Ernst Valery, SAA | EVI's President, likes to say that we are planners first and developers second. In essence, we don't just develop a building and move onto the next one. We aim to create sustainable communities and build structural opportunities for the residents, and we do so while being guided by sound planing techniques and good design. When we develop affordable housing, it is our goal to create a product that is indistinguishable from market rate housing. I, and the whole team at SAA | EVI, believe that everyone should have a great place to live and we focus on communities where other developers aren't necessarily looking.

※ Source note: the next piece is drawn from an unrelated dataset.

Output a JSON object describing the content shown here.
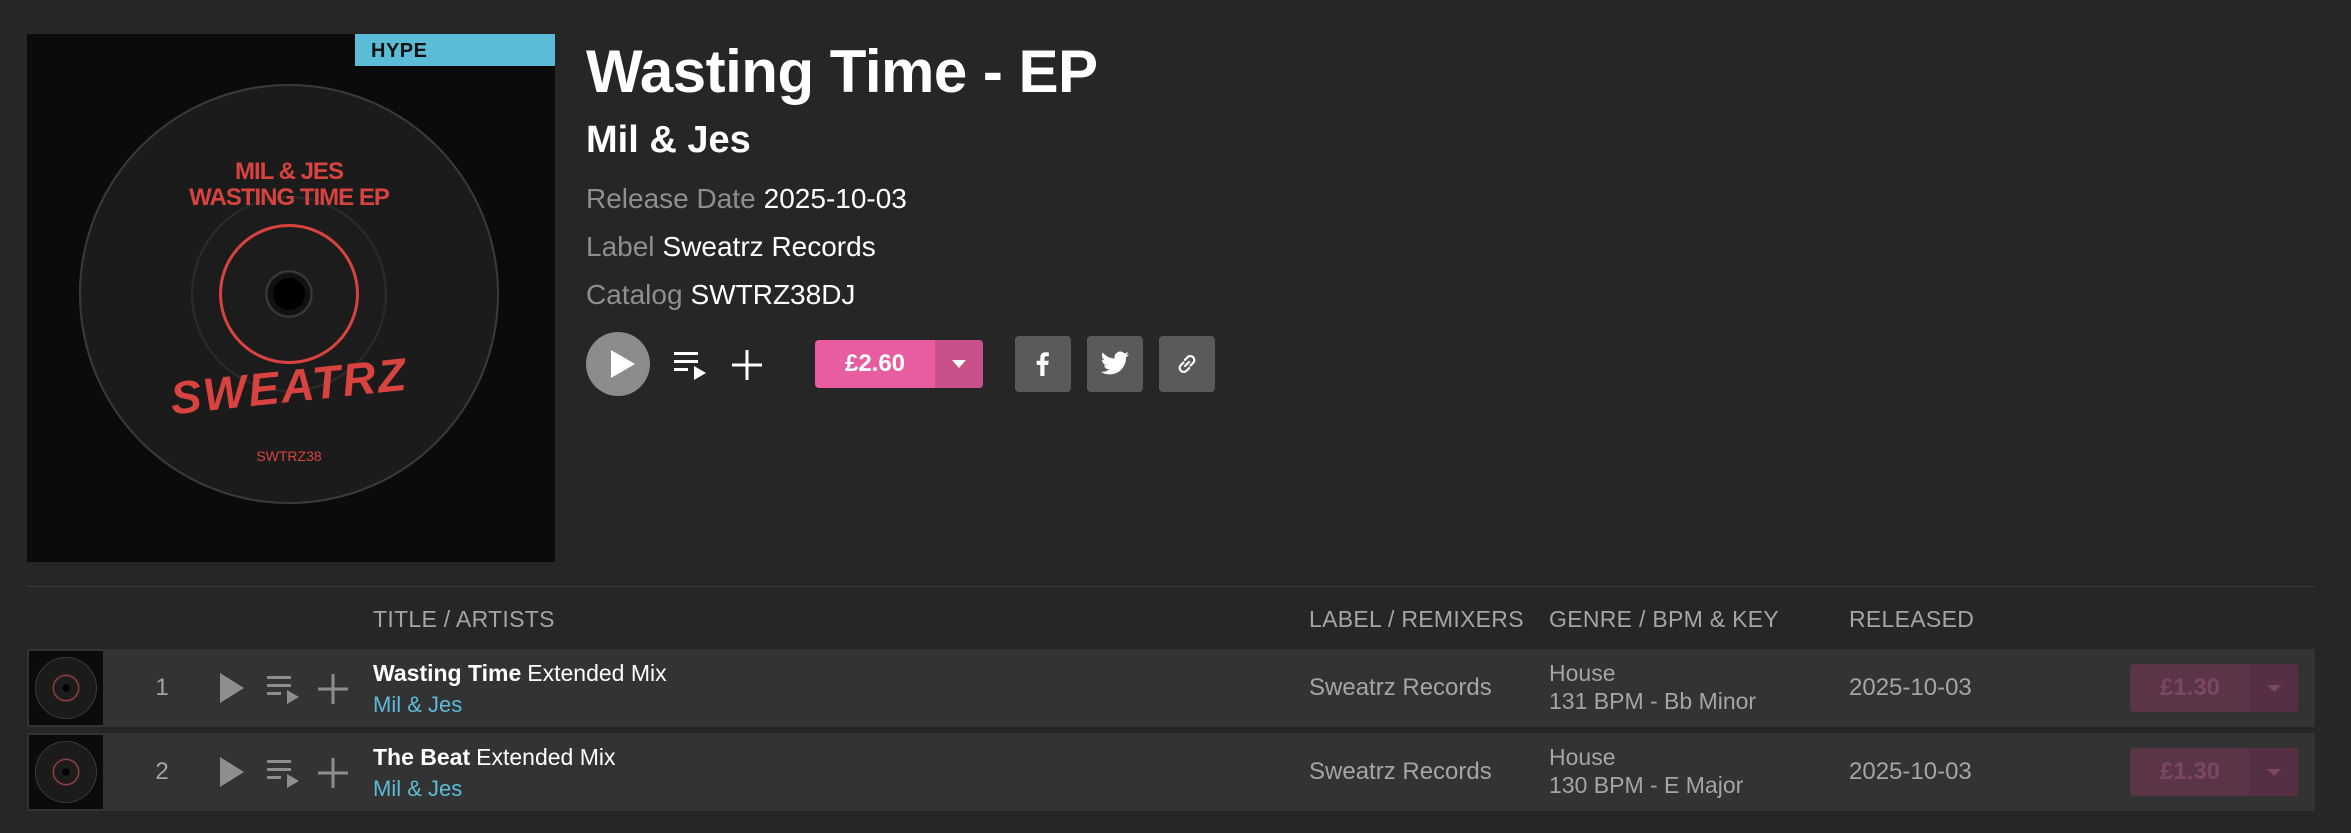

More broadly, developers have a profound impact on the built environment and the lives of those who reside in that space. Community building is complicated. There are lots of moving parts. I hesitate to make sweeping generalizations, but developers do have a responsibility to build communities that are guided by equity and inclusion. That belief is a core philosophy of SAA | EVI. There are certainly developers who don’t consider that to be part of their business models. In many instances that may not be out of malice. Maybe their development team has an expertise in a certain product type. For example, a development shop only develops market rate housing or office space and they don’t know how to finance LIHTC deals or aren’t comfortable developing in neighborhoods with certain socio-economic challenges. Be that as it may, there are still many ways for those companies to do their part and promote equity and inclusion. The developer could, for instance, instruct their GC to hire MWBE subs on the job site; build more TI into their development budget to give a business an opportunity and help pay for that business to occupy space; offer favorable lease terms; or maybe take a 12% return instead of 15%. Those are just some examples. The point here is that there are a number of ways to develop responsibly and be cognizant of social justice and inclusive development - regardless of the sector that you specialize in. The reality is that if you specialize in something then you can find a way to make it work. Developers, lenders, and investors simply need to make a conscious decision to be part of the solution, not part of the problem. If everyone in our industry committed to incorporating equity and inclusion into their deals then it would make a tremendously positive impact on society.
It might take a full semester course to properly address this question! There are many challenges and the challenges shift depending on where you are in the country. For example, the problems in Buffalo and Rochester and Cleveland are much different than those facing cities like San Francisco or New York City or Boston. In Buffalo, housing is relatively affordable – but wages are very low. In New York City, wages are high – but the cost of housing is astronomical. In general, though, two of the largest challenges currently facing the affordable housing industry are 1) NIMBYs (Not in My Backyard) and 2) zoning restrictions. Municipalities need to be upzoned – like Minneapolis recently did – to make it easier for developers to build housing in and around popular neighborhoods that have access to resources. The power that NIMBYs are granted through zoning laws creates a tremendously inefficient housing market across the country. This is a personal opinion, but I think it is poor policy to allow, say, twenty people who oppose a project for a nebulous set of reasons to prevent the development of a building that might increase housing supply by, say, 140 units.